As Egypt focuses its efforts on containing the COVID-19 pandemic inside the boundaries of the country, the Ministry of Foreign Affairs has been maintaining attempts to reach an agreement over the filling and operation of the Grand Ethiopian Renaissance Dam (GERD).
However, even without an agreement, Ethiopia recently announced that it would start filing its ambitious mega dam in July 2020.
Earlier this month, Ethiopia’s obstinate decision despite a failure to reach an agreement with Sudan and Egypt prompted the latter to submit a complaint letter to the UN Security Council.
“Ethiopia’s unilateral filling of GERD before reaching a final agreement with downstream countries on the rules governing the filling and dam operation is inconsistent with the spirit of cooperation between co-riparian countries that share an international watercourse and amounts to material breach of Ethiopia’s legal obligations,” reads the letter, according to the East African news outlet.
Ethiopia’s move to proceed with engineering, construction and filing operations despite the diplomatic efforts to reach the agreement constitute a major hurdle for its downstream neighbors whose water shares in the Nile are significant and historical.
It also highlighted the failure of diplomatic efforts to reach this consensus despite several rounds of talks in Washington at the end of 2019 and the beginning of this year. An initial agreement had been drafted, and was ready to be signed, however Ethiopia’s no-show to the meeting in Washington cast an ominous outcome to the talks.
Indeed, as the rest of the world and Egypt honed efforts on containing the COVID-19 pandemic during the last couple of months, Ethiopia released an a ‘partial agreement’ in April regarding the first filing operations of the dam.
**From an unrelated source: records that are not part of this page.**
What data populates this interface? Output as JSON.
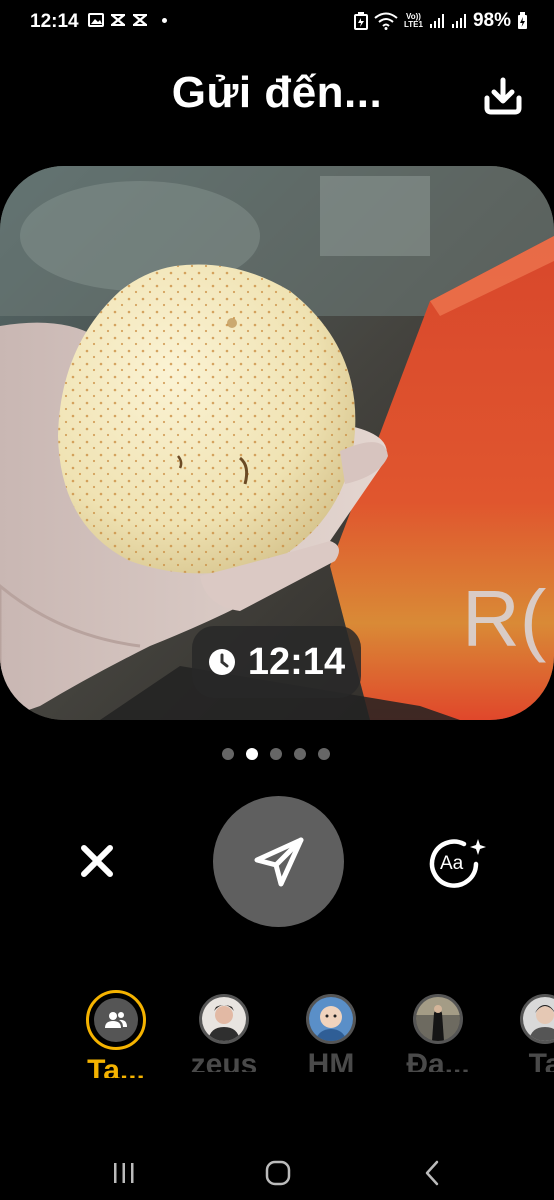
{
  "status_bar": {
    "time": "12:14",
    "battery": "98%",
    "network_label_top": "Vo))",
    "network_label_bottom": "LTE1"
  },
  "header": {
    "title": "Gửi đến...",
    "download_icon": "download-icon"
  },
  "photo": {
    "timestamp": "12:14",
    "box_text": "R("
  },
  "pager": {
    "count": 5,
    "active_index": 1
  },
  "controls": {
    "close_icon": "close-icon",
    "send_icon": "send-icon",
    "text_icon": "text-style-icon",
    "text_icon_label": "Aa"
  },
  "recipients": [
    {
      "name": "Ta...",
      "selected": true
    },
    {
      "name": "zeus",
      "selected": false
    },
    {
      "name": "HM",
      "selected": false
    },
    {
      "name": "Đạ...",
      "selected": false
    },
    {
      "name": "Ta",
      "selected": false
    }
  ],
  "colors": {
    "accent": "#f5b300",
    "background": "#000000",
    "send_button": "#5f5f5f"
  }
}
This agreement was refused by both Egypt and Sudan due to legal and technical aspects, as per Al Ahram.
Only 263 COVID-cases with a death toll of five have been confirmed in Ethiopia, contrasting sharply with Egypt’s 10, 431 with a death toll of 556 and 1,661 with a death toll of 80 in Sudan.
GERD, a $4.8 billion hydropower project, is set to be completed in 2022 and aims to boost Ethiopia’s economy despite being a crucial point of contention with Egypt for the last eight years.
The heart of Egypt and Ethiopia’s disagreement lies in both countries’ proposals regarding the filing process as well as the allocation amount of water for each.
The filing process is the deliberate storage of water to perform the function for which the dam is designed. For this step, Ethiopia estimates 4 to 7 years as sufficient while Egypt insists on 12 to 21 years.
Featured image courtesy of Ethiopia’s Ministry of Foreign Affairs via Facebook.